A Perspective for Understanding Islamic Art

So, I did not know the meaning of the word Aniconism. I discovered it today. “Aniconism is the practice of or belief in the avoiding or shunning of images of divine beings, prophets or other respected religious figures, or in different manifestations, any human beings or living creatures.” Via Wikipedia And thanks is due, to this article: “Depending on which school of thought a Muslim belongs … Continue reading A Perspective for Understanding Islamic Art

Of Artisans & Art

Films division has an interesting documentary (I say interesting, not wonderful) titled Gandhi, Nehru and Modern Art. For all good reasons, it is a showcase of the development of modern art in India; little to showcase Gandhian or Nehruvian influence. There is a talk of the closing of lines between the artisan and the art and the proposed indigenousness of art and Indian symbolism. Given the … Continue reading Of Artisans & Art

Architecture | Symbolism of Islamic Gardens

I’ve never thought very deeply or paid any special attention to the significance of Mughal or Islamic Gardens. My niece got interested in it and asked me a few questions about them, which led me to study these in some detail, and amongst other articles, I found this one. “The garden in Islam also serves as a reminder of both the immanence and the transcendence of … Continue reading Architecture | Symbolism of Islamic Gardens
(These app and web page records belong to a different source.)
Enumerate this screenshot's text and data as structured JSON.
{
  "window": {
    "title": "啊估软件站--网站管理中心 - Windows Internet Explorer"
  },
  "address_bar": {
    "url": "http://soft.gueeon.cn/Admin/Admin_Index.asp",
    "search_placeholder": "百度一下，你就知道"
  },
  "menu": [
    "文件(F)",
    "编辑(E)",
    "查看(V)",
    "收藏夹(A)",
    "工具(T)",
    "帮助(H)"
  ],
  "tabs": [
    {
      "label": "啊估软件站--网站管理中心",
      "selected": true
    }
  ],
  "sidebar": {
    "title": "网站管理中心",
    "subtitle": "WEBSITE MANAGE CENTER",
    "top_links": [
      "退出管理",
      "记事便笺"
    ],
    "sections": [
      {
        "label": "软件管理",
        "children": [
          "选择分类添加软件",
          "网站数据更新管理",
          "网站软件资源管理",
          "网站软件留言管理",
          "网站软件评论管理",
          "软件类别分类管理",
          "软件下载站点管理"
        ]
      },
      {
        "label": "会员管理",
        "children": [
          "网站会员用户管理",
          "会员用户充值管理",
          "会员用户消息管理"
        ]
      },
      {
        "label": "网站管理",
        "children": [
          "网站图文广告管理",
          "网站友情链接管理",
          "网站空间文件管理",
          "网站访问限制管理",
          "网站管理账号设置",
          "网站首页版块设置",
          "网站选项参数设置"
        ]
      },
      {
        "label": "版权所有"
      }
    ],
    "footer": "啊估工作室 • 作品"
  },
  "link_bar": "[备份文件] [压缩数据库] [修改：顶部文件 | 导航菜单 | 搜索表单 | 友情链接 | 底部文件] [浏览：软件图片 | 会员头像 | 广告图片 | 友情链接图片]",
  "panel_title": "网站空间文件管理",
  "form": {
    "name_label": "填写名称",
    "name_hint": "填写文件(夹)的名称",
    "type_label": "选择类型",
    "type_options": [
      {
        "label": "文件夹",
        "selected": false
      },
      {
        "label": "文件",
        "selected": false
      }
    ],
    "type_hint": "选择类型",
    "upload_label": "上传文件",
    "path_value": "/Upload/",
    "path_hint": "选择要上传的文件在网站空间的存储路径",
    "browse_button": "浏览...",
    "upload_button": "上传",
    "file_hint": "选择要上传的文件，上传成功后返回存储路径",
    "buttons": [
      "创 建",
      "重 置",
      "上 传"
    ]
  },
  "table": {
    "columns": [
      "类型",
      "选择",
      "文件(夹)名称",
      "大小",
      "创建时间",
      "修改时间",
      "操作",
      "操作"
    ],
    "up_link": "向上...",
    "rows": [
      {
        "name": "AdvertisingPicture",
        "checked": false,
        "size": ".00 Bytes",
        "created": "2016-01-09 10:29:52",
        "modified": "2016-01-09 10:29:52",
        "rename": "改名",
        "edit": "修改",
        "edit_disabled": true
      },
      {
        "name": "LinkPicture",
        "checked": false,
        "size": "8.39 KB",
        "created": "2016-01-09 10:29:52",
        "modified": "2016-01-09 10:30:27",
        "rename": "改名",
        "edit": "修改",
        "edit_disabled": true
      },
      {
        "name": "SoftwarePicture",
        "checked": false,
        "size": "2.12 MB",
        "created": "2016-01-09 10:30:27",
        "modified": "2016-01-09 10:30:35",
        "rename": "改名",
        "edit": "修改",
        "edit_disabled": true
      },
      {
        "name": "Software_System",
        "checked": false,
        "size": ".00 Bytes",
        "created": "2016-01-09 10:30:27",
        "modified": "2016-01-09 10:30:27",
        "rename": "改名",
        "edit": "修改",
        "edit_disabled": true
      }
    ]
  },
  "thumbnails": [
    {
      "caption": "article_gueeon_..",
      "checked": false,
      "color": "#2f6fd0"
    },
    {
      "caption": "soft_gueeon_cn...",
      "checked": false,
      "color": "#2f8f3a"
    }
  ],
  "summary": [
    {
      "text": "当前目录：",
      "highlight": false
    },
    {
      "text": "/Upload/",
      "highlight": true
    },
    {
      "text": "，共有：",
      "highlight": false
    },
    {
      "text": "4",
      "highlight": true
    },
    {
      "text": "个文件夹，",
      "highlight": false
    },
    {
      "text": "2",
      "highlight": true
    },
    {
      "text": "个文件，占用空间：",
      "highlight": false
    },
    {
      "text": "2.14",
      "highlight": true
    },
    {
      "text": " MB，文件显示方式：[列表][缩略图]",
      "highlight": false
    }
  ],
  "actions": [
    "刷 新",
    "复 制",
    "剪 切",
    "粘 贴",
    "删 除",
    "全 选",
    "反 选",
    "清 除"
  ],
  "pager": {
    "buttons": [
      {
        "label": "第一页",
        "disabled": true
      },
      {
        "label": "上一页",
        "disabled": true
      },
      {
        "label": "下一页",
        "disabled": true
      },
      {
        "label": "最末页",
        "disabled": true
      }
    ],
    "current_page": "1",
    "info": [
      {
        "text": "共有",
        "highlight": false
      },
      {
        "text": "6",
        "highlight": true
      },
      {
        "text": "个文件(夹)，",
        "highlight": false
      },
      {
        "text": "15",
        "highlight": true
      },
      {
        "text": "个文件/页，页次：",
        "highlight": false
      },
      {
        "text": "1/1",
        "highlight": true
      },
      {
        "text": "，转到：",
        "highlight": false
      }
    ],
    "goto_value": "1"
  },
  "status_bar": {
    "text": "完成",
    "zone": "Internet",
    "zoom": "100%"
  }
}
Trash, Art and Movies | Pauline Kael

Oh yes, I’ve committed celluloid blasphemy – I once told a friend that I didn’t quite enjoy Kurosawa movies. Needless to say, he was aghast. Truth is I just didn’t enjoy the movie. It probably was all the background about his genius that did not allow me to watch a movie the way I like to watch a movie. That time, I couldn’t explain to my friend … Continue reading Trash, Art and Movies | Pauline Kael

Politically Correct Art | Capitalism Magazine

Art has a license – a broad one – which allows it to interpret reality. What are the limits to such a license? Are there (and should there be) and limits at all? “Facts and history are nowhere nearly as important to diversity-multiculturalists as symbolism, but if it’s symbolism that New Yorkers want, why not go all the way? Here’s my suggestion for ‘the artistic … Continue reading Politically Correct Art | Capitalism Magazine

Unseen Photographs of a Legend that Never Was | Vivian Maier

There’s an artist all around us. Usually the famous ones are the one’s we never know, but you never know how an artist – who lurks and lives amongst us is one that has so much of talent in her. “Picture this: quite possibly the most important street photographer of the 20th century was a 1950s children’s nanny who kept herself to herself and never … Continue reading Unseen Photographs of a Legend that Never Was | Vivian Maier

The Movies of Clint Eastwood : The New Yorker

A lovely longform article on Clint Eastwood – “Out of the West, Clint Eastwood’s shifting landscape, by BY David Denby” – “a great insight into the actor and his work. I recommend you create an ebook for easy reading. “If Eastwood likes a story, he buys or commissions the script, moves rapidly into production, shoots the film on a short schedule and, until recently, on a modest budget. If he … Continue reading The Movies of Clint Eastwood : The New Yorker